About this exercise: Would you please retype the records that follow, word for word?
Exercise materials below:
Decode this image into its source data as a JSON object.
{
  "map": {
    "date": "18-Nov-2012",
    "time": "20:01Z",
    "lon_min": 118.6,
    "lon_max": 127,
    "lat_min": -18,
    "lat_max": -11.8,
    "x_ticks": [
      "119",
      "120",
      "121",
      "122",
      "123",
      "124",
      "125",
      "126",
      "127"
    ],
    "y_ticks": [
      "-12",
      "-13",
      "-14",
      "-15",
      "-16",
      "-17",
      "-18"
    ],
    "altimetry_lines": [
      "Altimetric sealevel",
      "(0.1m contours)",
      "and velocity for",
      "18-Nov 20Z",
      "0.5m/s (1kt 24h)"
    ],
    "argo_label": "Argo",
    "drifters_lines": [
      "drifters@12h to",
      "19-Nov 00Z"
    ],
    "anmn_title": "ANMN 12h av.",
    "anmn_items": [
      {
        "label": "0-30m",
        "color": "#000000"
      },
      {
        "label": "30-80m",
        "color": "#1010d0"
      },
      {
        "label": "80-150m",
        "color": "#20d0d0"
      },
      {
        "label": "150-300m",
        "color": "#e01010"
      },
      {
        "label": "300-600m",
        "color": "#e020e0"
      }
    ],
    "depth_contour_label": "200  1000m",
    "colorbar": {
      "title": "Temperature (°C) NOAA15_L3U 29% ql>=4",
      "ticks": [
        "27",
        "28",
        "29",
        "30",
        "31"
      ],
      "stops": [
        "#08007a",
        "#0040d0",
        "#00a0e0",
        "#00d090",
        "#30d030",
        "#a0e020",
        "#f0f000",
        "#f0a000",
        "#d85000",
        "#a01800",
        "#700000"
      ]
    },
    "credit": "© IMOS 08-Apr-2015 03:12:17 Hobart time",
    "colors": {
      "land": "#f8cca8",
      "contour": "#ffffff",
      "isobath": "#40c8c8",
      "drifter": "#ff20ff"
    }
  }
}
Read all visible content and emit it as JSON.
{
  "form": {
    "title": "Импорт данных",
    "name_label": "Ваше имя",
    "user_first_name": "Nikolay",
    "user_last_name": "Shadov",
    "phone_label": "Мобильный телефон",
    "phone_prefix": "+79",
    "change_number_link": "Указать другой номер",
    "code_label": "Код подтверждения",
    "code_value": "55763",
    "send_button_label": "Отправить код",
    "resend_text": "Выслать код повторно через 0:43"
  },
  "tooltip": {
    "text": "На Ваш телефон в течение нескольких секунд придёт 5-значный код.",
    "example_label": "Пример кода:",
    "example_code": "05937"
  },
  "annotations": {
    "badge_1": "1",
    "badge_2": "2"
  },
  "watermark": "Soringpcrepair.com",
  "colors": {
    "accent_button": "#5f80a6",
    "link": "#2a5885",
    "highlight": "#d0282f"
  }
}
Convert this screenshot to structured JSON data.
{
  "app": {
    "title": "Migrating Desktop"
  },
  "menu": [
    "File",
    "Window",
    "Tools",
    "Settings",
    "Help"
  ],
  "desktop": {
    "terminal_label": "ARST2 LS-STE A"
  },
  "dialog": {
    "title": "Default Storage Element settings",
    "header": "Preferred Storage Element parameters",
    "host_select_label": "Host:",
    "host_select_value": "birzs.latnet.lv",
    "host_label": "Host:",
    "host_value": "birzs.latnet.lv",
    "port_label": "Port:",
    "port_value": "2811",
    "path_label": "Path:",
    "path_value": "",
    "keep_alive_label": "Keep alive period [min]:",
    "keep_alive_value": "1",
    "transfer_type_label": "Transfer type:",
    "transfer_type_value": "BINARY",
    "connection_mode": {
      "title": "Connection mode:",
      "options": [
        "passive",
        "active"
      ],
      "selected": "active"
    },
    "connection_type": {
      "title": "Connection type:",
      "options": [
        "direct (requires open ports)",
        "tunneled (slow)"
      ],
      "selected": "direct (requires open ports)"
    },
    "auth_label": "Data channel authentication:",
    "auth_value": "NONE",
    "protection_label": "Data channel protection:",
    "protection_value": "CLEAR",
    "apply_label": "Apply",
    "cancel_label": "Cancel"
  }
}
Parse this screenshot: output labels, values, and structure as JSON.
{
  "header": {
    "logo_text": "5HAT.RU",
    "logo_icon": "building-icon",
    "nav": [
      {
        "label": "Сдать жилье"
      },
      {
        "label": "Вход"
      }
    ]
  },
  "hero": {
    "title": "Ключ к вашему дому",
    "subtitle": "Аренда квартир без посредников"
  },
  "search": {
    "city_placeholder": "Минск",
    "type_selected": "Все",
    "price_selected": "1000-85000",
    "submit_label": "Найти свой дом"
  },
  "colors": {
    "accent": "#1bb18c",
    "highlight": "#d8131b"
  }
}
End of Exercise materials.
The completed task:
Decode this image into its source data as a JSON object.
{
  "map": {
    "date": "18-Nov-2012",
    "time": "20:01Z",
    "lon_min": 118.6,
    "lon_max": 127,
    "lat_min": -18,
    "lat_max": -11.8,
    "x_ticks": [
      "119",
      "120",
      "121",
      "122",
      "123",
      "124",
      "125",
      "126",
      "127"
    ],
    "y_ticks": [
      "-12",
      "-13",
      "-14",
      "-15",
      "-16",
      "-17",
      "-18"
    ],
    "altimetry_lines": [
      "Altimetric sealevel",
      "(0.1m contours)",
      "and velocity for",
      "18-Nov 20Z",
      "0.5m/s (1kt 24h)"
    ],
    "argo_label": "Argo",
    "drifters_lines": [
      "drifters@12h to",
      "19-Nov 00Z"
    ],
    "anmn_title": "ANMN 12h av.",
    "anmn_items": [
      {
        "label": "0-30m",
        "color": "#000000"
      },
      {
        "label": "30-80m",
        "color": "#1010d0"
      },
      {
        "label": "80-150m",
        "color": "#20d0d0"
      },
      {
        "label": "150-300m",
        "color": "#e01010"
      },
      {
        "label": "300-600m",
        "color": "#e020e0"
      }
    ],
    "depth_contour_label": "200  1000m",
    "colorbar": {
      "title": "Temperature (°C) NOAA15_L3U 29% ql>=4",
      "ticks": [
        "27",
        "28",
        "29",
        "30",
        "31"
      ],
      "stops": [
        "#08007a",
        "#0040d0",
        "#00a0e0",
        "#00d090",
        "#30d030",
        "#a0e020",
        "#f0f000",
        "#f0a000",
        "#d85000",
        "#a01800",
        "#700000"
      ]
    },
    "credit": "© IMOS 08-Apr-2015 03:12:17 Hobart time",
    "colors": {
      "land": "#f8cca8",
      "contour": "#ffffff",
      "isobath": "#40c8c8",
      "drifter": "#ff20ff"
    }
  }
}
Read all visible content and emit it as JSON.
{
  "form": {
    "title": "Импорт данных",
    "name_label": "Ваше имя",
    "user_first_name": "Nikolay",
    "user_last_name": "Shadov",
    "phone_label": "Мобильный телефон",
    "phone_prefix": "+79",
    "change_number_link": "Указать другой номер",
    "code_label": "Код подтверждения",
    "code_value": "55763",
    "send_button_label": "Отправить код",
    "resend_text": "Выслать код повторно через 0:43"
  },
  "tooltip": {
    "text": "На Ваш телефон в течение нескольких секунд придёт 5-значный код.",
    "example_label": "Пример кода:",
    "example_code": "05937"
  },
  "annotations": {
    "badge_1": "1",
    "badge_2": "2"
  },
  "watermark": "Soringpcrepair.com",
  "colors": {
    "accent_button": "#5f80a6",
    "link": "#2a5885",
    "highlight": "#d0282f"
  }
}
Convert this screenshot to structured JSON data.
{
  "app": {
    "title": "Migrating Desktop"
  },
  "menu": [
    "File",
    "Window",
    "Tools",
    "Settings",
    "Help"
  ],
  "desktop": {
    "terminal_label": "ARST2 LS-STE A"
  },
  "dialog": {
    "title": "Default Storage Element settings",
    "header": "Preferred Storage Element parameters",
    "host_select_label": "Host:",
    "host_select_value": "birzs.latnet.lv",
    "host_label": "Host:",
    "host_value": "birzs.latnet.lv",
    "port_label": "Port:",
    "port_value": "2811",
    "path_label": "Path:",
    "path_value": "",
    "keep_alive_label": "Keep alive period [min]:",
    "keep_alive_value": "1",
    "transfer_type_label": "Transfer type:",
    "transfer_type_value": "BINARY",
    "connection_mode": {
      "title": "Connection mode:",
      "options": [
        "passive",
        "active"
      ],
      "selected": "active"
    },
    "connection_type": {
      "title": "Connection type:",
      "options": [
        "direct (requires open ports)",
        "tunneled (slow)"
      ],
      "selected": "direct (requires open ports)"
    },
    "auth_label": "Data channel authentication:",
    "auth_value": "NONE",
    "protection_label": "Data channel protection:",
    "protection_value": "CLEAR",
    "apply_label": "Apply",
    "cancel_label": "Cancel"
  }
}
Parse this screenshot: output labels, values, and structure as JSON.
{
  "header": {
    "logo_text": "5HAT.RU",
    "logo_icon": "building-icon",
    "nav": [
      {
        "label": "Сдать жилье"
      },
      {
        "label": "Вход"
      }
    ]
  },
  "hero": {
    "title": "Ключ к вашему дому",
    "subtitle": "Аренда квартир без посредников"
  },
  "search": {
    "city_placeholder": "Минск",
    "type_selected": "Все",
    "price_selected": "1000-85000",
    "submit_label": "Найти свой дом"
  },
  "colors": {
    "accent": "#1bb18c",
    "highlight": "#d8131b"
  }
}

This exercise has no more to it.